An important unresolved question with regard to T regulatory (Treg) cell specificity and suppressive activity is whether allogeneic Treg cells inhibit self-reactive T cells. In the present study, this issue was addressed using IL-2Rβ-deficient mice that develop rapid lethal autoimmunity due to impaired production of Treg cells. We show that adoptive transfer of completely MHC-mismatched Treg cells into IL-2Rβ-/- mice resulted in life-long engraftment of the donor cells, which exhibited skewed reactivity toward host alloantigens, and prevented autoimmunity. Thus, Treg cells that underwent thymic selection by peptide/MHC class II complexes distinct from those recognized by autoreactive T cells, still effectively suppress autoimmunity. Remarkably, when such animals were skin grafted, they exhibited dominant tolerance to those grafts bearing MHC molecules that were shared with donor Treg cells.

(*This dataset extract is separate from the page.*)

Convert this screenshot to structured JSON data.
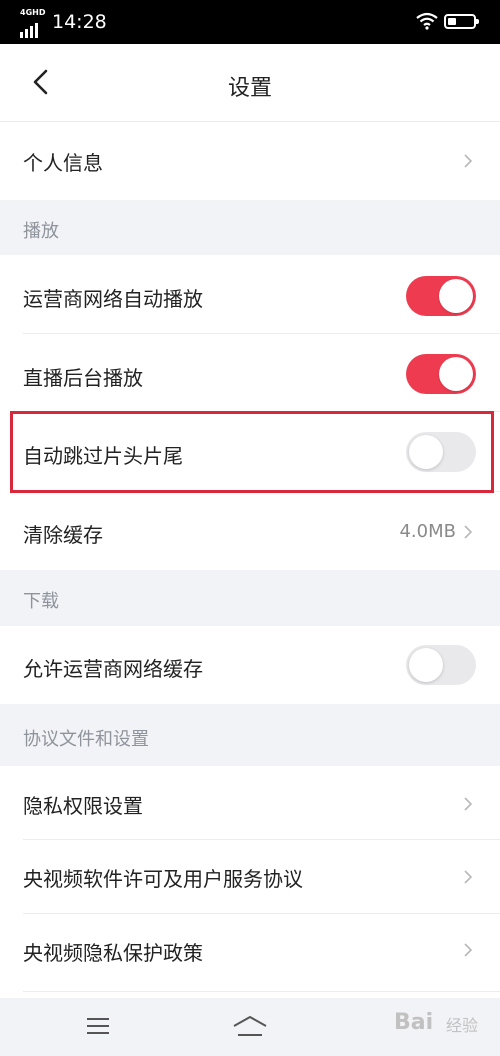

Collectively, these data demonstrate that effective engraftment by allogeneic Treg cells controls autoimmunity and results in permissive conditions for long-term acceptance of allografts.
ASJC Scopus subject areas
- Immunology and Allergy